We are excited about what lies ahead.  Here is a snapshot of the workshop last week:

Workshop Highlights


Josh Lloyd, Dir. of Operations at Optoquest
Mike Weisen Ph.D., Senior Scientist at Rio Grande
Tom Hund, The Ohio State University
Rouzbeh Amini, University of Akron
Brian Baillargeon, Technical Lead, The Living Heart Project Dassault Systémes
Kerim Genc, Synopsys


Adaptive Corporation
Simpleware (recently acquired by Synopsis)

During the workshop, attendees had an interactive experience with the entire biomedworkshop-4process of “Imaging to Simulation”.  This included a hands-on demo with scanned data of a heart using Simpleware (Synopsis) and then a deep dive with a workshop featuring a living heart model using Abaqus.  Attendees said they could have spent an entire day on just this piece of the workshop!

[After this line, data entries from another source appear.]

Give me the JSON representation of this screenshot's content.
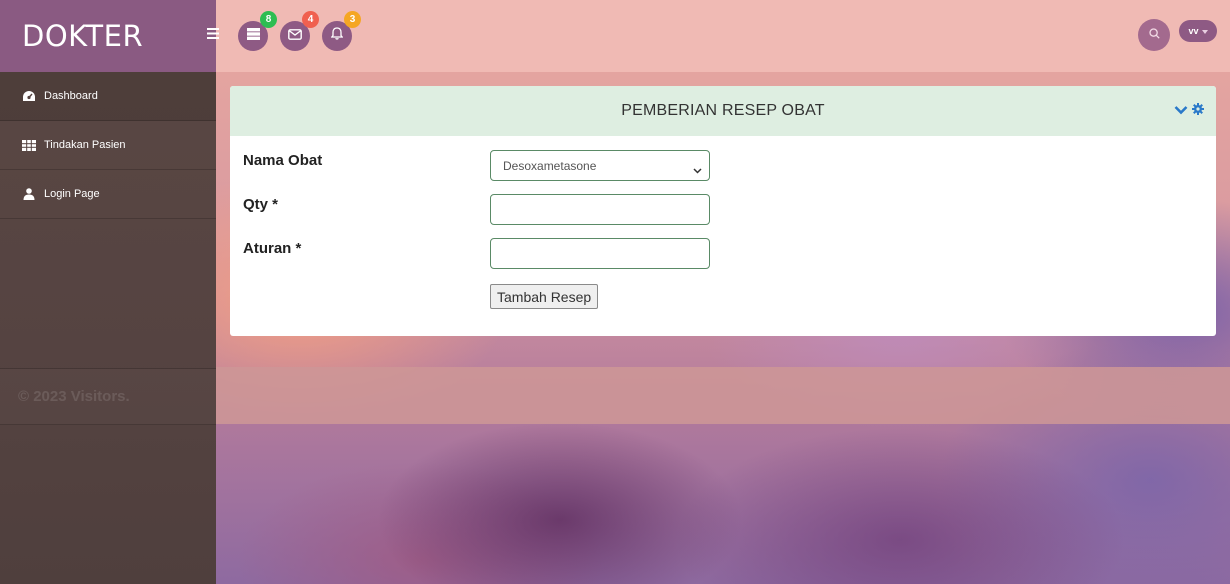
{
  "brand": {
    "title": "DOKTER"
  },
  "sidebar": {
    "items": [
      {
        "label": "Dashboard",
        "icon": "dashboard-icon"
      },
      {
        "label": "Tindakan Pasien",
        "icon": "table-icon"
      },
      {
        "label": "Login Page",
        "icon": "user-icon"
      }
    ],
    "footer": "© 2023 Visitors."
  },
  "topbar": {
    "badges": {
      "tasks": "8",
      "messages": "4",
      "notifications": "3"
    },
    "badge_colors": {
      "tasks": "#2ebd52",
      "messages": "#f0604f",
      "notifications": "#f5a623"
    },
    "user_initials": "vv"
  },
  "card": {
    "title": "PEMBERIAN RESEP OBAT",
    "form": {
      "nama_obat_label": "Nama Obat",
      "nama_obat_value": "Desoxametasone",
      "qty_label": "Qty *",
      "qty_value": "",
      "aturan_label": "Aturan *",
      "aturan_value": "",
      "submit_label": "Tambah Resep"
    }
  },
  "colors": {
    "accent": "#8e5a84",
    "sidebar": "#554341",
    "topbar": "#f0bab4",
    "card_header": "#deeee1"
  }
}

Our very own Cynde Murphy jumped in to demonstrate how to develop the heart model using Abaqus.

Josh Lloyd, Dir. of Operations at Optoquest

Josh Lloyd covered how their company is making significant progress on improving the results of eye surgeries by allowing surgeons to use a scan of their patient’s eye then virtually testing multiple surgical procedures.  The eye is a highly complex structure.  With so many variables at play, virtual simulation provides the only logical path towards improving the outcome of eye surgeries one patient at a time.

They are using Abaqus in OptoQuest’s development of Corneal and Refractive Surgery Simulation applications.

biomedworkshop-3Mike Weisen Ph.D., Senior Scientist at Rio Grande Neurosciences

The presentation given by Mike Weisen Ph.D., Senior Scientist at Rio Grande Neurosciences focused on the brain and the use of electrical stimulation for curing a number of neurological disorders.  The key to this (and the problem) is getting the electrical signals into the targeted portion of the brain.

He explained how a person’s gender, body type and even ethnicity play a part in how the electrical current propagates through the scalp, skull, etc. and most importantly, where it ends up.biomedworkshop-5

One example he gave was an effort they went through to win a DARPA grant.  The task was to get to a targeted portion of the brain.  Their competitor placed electrical nodes only on the skull/temple areas.

Through the use of simulation they were able to determine the optimal location for the electrical nodes was on the temple and another on a specific spot on the shoulder.  They were awarded the grant.

This was a fascinating look into how little we truly understand about the brain and how simulation technology is helping to unlock some of those mysteries.

Their technology is being used to develop medical devices, determine optimal surgical and rehabilitation techniques and even looking at a cellular level in regards to pharmaceuticals and biotech applications.

Endless Possibilities

The possibilities are endless in terms of where we can go applying simulation technology to the biomedical field.

If you have any questions about the workshop or the content here, please send us a note and we will connect you with the right people on our team.

A big thank you to Ohio State University for hosting this event, along with the Simpleware and Dassault Systèmes teams and all the speakers.

Here are two beating heart models that were created using Abaqus during the workshop: